Since the earliest inception of Crypto and Blockchain technology, one of the principal uses for the technology outside of monetary related transactions has been as a method for safe, digital voting.
While the Internet, in its present iteration, has been here for almost twenty years, nations across the world have failed to design a way to put into practice a digital voting system, one that provides a similar degree of protection and continuity that has been provided via the tried-and-true polling station exercise. No particular place has the need for digital voting been more obvious than in the U.S, as voting levels for nationals continue to stagnate, in certain younger generations that are very well skilled at finding solutions generally through the Internet and efficient technology.
Currently, the citizens of West Virginia will be at the leading edge of a new digital voting system, one that merges the immutable safety of Blockchain technology with the amenity of a smartphone App.
On Tuesday this week, Slate reported that the State has started the exercise of applying a Blockchain-based mobile application voting system, particularly for absentee ballots to be generated for the upcoming elections scheduled for November 2018, representing a distinguished time of acceptance for Blockchain technology and a greater appreciation for digital currency.
West Virginia citizens staying abroad have an alternative to using the application known as Voatz, for voting done as of September 21. While the principal target of the platform has been people of the military living outside of the U.S, the application enables voters registered in 24 nations to easily Cast their ballots through the digital process.
Warner didn't mint the application to substitute traditional ballots, according to CNN:

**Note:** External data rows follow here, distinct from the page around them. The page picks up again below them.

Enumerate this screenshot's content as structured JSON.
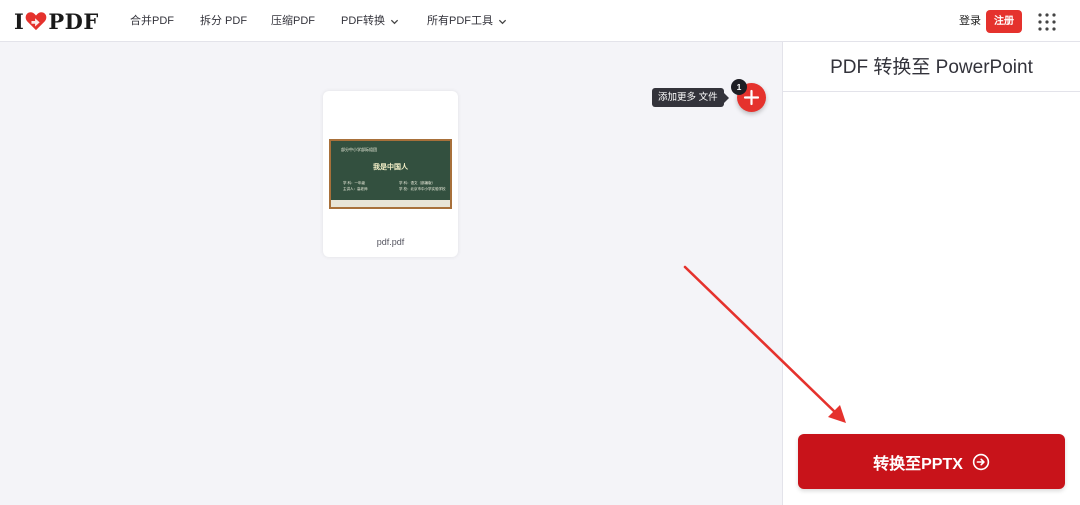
{
  "brand": {
    "logo_left": "I",
    "logo_right": "PDF",
    "accent_color": "#e5322d"
  },
  "nav": {
    "items": [
      {
        "label": "合并PDF",
        "has_dropdown": false
      },
      {
        "label": "拆分 PDF",
        "has_dropdown": false
      },
      {
        "label": "压缩PDF",
        "has_dropdown": false
      },
      {
        "label": "PDF转换",
        "has_dropdown": true
      },
      {
        "label": "所有PDF工具",
        "has_dropdown": true
      }
    ],
    "login_label": "登录",
    "signup_label": "注册",
    "apps_icon": "grid-icon"
  },
  "workspace": {
    "files": [
      {
        "name": "pdf.pdf",
        "thumbnail": {
          "school": "部分中小学部际组团",
          "title": "我是中国人",
          "left_lines": [
            "学  科：一年级",
            "主讲人：高老师"
          ],
          "right_lines": [
            "学  科：语文（部编版）",
            "学  校：北京市中小学实验学校"
          ]
        }
      }
    ],
    "add_more_tooltip": "添加更多 文件",
    "file_count": "1"
  },
  "panel": {
    "title": "PDF 转换至 PowerPoint",
    "convert_label": "转换至PPTX",
    "convert_color": "#c8131a"
  }
}
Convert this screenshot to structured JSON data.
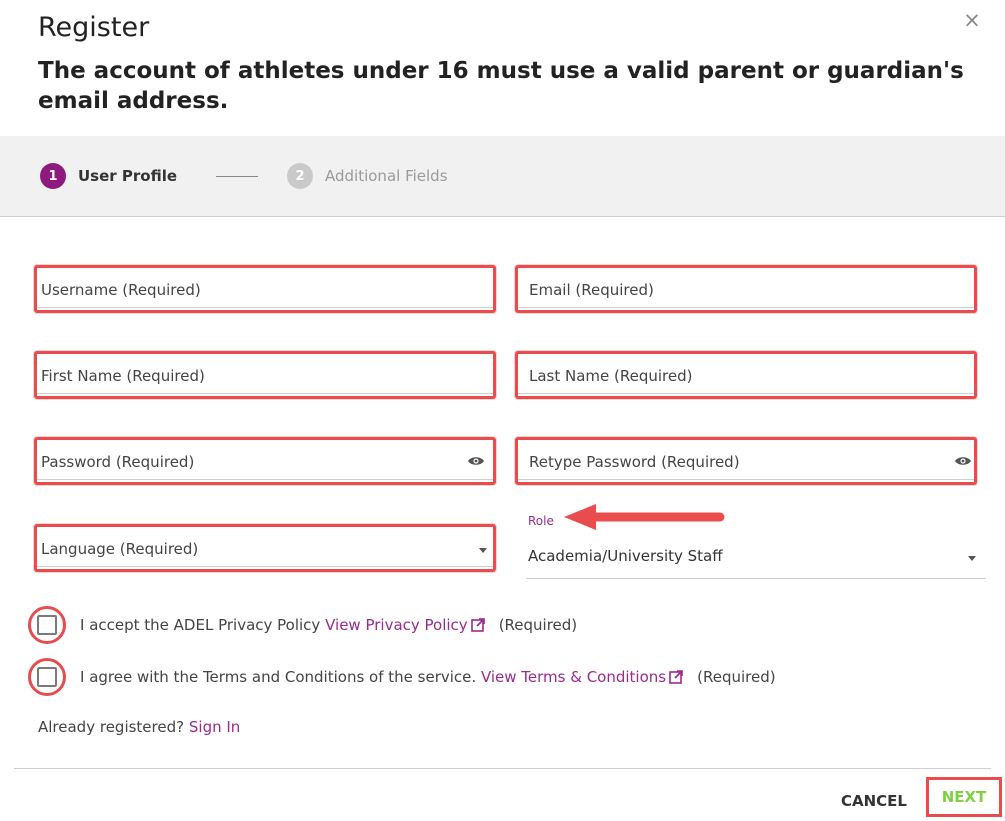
{
  "dialog": {
    "title": "Register",
    "close_glyph": "×",
    "subtitle": "The account of athletes under 16 must use a valid parent or guardian's email address."
  },
  "stepper": {
    "steps": [
      {
        "number": "1",
        "label": "User Profile",
        "state": "active"
      },
      {
        "number": "2",
        "label": "Additional Fields",
        "state": "inactive"
      }
    ]
  },
  "form": {
    "username": "Username (Required)",
    "email": "Email (Required)",
    "first_name": "First Name (Required)",
    "last_name": "Last Name (Required)",
    "password": "Password (Required)",
    "retype_password": "Retype Password (Required)",
    "language": "Language (Required)",
    "role_label": "Role",
    "role_value": "Academia/University Staff"
  },
  "consents": {
    "privacy_text": "I accept the ADEL Privacy Policy",
    "privacy_link": "View Privacy Policy",
    "privacy_required": "(Required)",
    "terms_text": "I agree with the Terms and Conditions of the service.",
    "terms_link": "View Terms & Conditions",
    "terms_required": "(Required)"
  },
  "signin": {
    "prompt": "Already registered?",
    "link": "Sign In"
  },
  "footer": {
    "cancel_label": "CANCEL",
    "next_label": "NEXT"
  },
  "colors": {
    "accent": "#9b2a8f",
    "step_active": "#8e1a7e",
    "highlight": "#e84c4c",
    "next": "#7fd142"
  },
  "icons": [
    "close-icon",
    "eye-icon",
    "chevron-down-icon",
    "external-link-icon",
    "arrow-icon"
  ]
}
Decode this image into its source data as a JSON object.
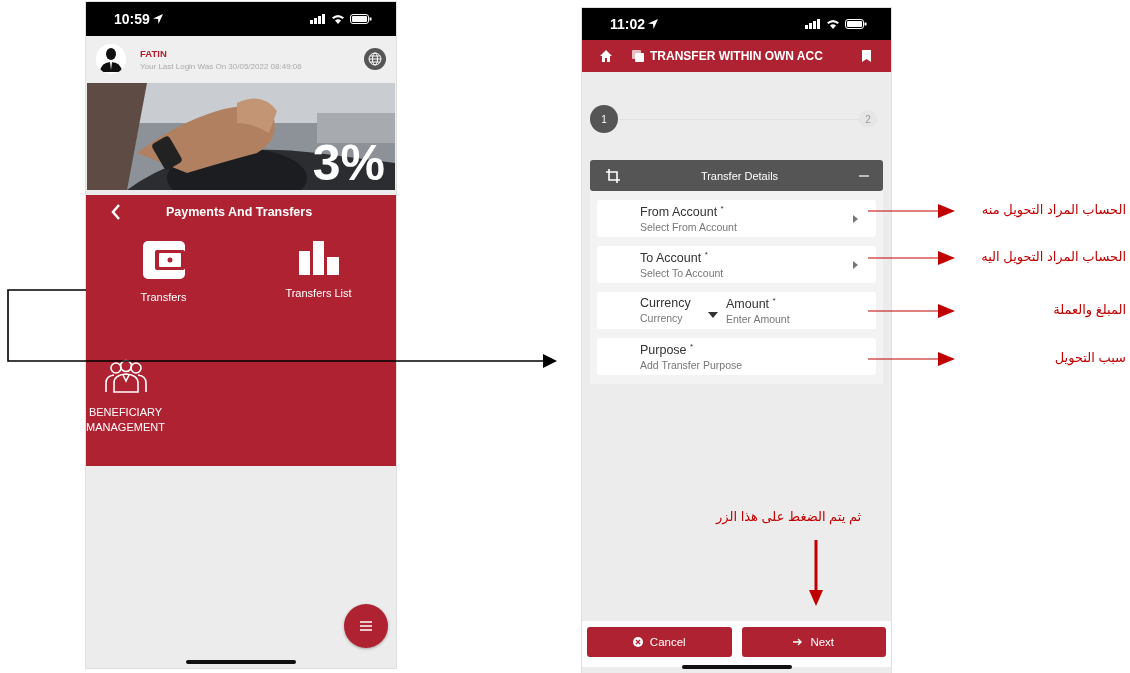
{
  "left_screen": {
    "status_bar": {
      "time": "10:59"
    },
    "profile": {
      "name": "FATIN",
      "last_login": "Your Last Login Was On 30/05/2022 08:49:06"
    },
    "banner": {
      "kind": "picture",
      "overlay_text": "3%"
    },
    "section": {
      "title": "Payments And Transfers",
      "tiles": [
        {
          "label": "Transfers",
          "kind": "wallet"
        },
        {
          "label": "Transfers List",
          "kind": "bars"
        },
        {
          "label": "BENEFICIARY MANAGEMENT",
          "kind": "people"
        }
      ]
    }
  },
  "right_screen": {
    "status_bar": {
      "time": "11:02"
    },
    "header": {
      "title": "TRANSFER WITHIN OWN ACC"
    },
    "stepper": {
      "steps": [
        {
          "label": "1",
          "selected": true
        },
        {
          "label": "2",
          "selected": false
        }
      ]
    },
    "panel": {
      "title": "Transfer Details",
      "expanded": true
    },
    "fields": [
      {
        "kind": "select",
        "label": "From Account $^{*}$",
        "placeholder": "Select From Account"
      },
      {
        "kind": "select",
        "label": "To Account $^{*}$",
        "placeholder": "Select To Account"
      },
      {
        "kind": "pair",
        "parts": [
          {
            "kind": "dropdown",
            "label": "Currency",
            "placeholder": "Currency"
          },
          {
            "kind": "text",
            "label": "Amount $^{*}$",
            "placeholder": "Enter Amount"
          }
        ]
      },
      {
        "kind": "text",
        "label": "Purpose $^{*}$",
        "placeholder": "Add Transfer Purpose"
      }
    ],
    "buttons": [
      {
        "label": "Cancel",
        "kind": "cancel"
      },
      {
        "label": "Next",
        "kind": "next"
      }
    ]
  },
  "annotations": [
    "الحساب المراد التحويل منه",
    "الحساب المراد التحويل اليه",
    "المبلغ والعملة",
    "سبب التحويل"
  ],
  "next_note": "ثم يتم الضغط على هذا الزر"
}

“Warner told CNN he is not calling for the replacement of traditional balloting and said troops can cast paper ballots if they like. But Voatz co-founder and CEO Nimit S. Sawhney sees the state as a springboard to broader use of the technology.”
Nevertheless, not everyone is an advocate of the novel form of voting, regardless of the revolution it provides in offering greater accessibility and effectively securer results. Joseph Lorenzo Hall, chief technologist at the Center for Democracy and Technology said that the advent of mobile voting is a "horrific idea," he stated in the same interview with CNN that:
“It’s internet voting on people’s horribly secured devices, over our horrible networks, to servers that are very difficult to secure without a physical paper record of the vote.”
Commenting on the September 21 voting through the mobile Blockchain technology App, Tusk Montgomery Philanthropies' Bradley Tusk highly claimed that remote digital voting possesses the capability to strengthen voter turnout, with the final product being, "democracy would work a lot better."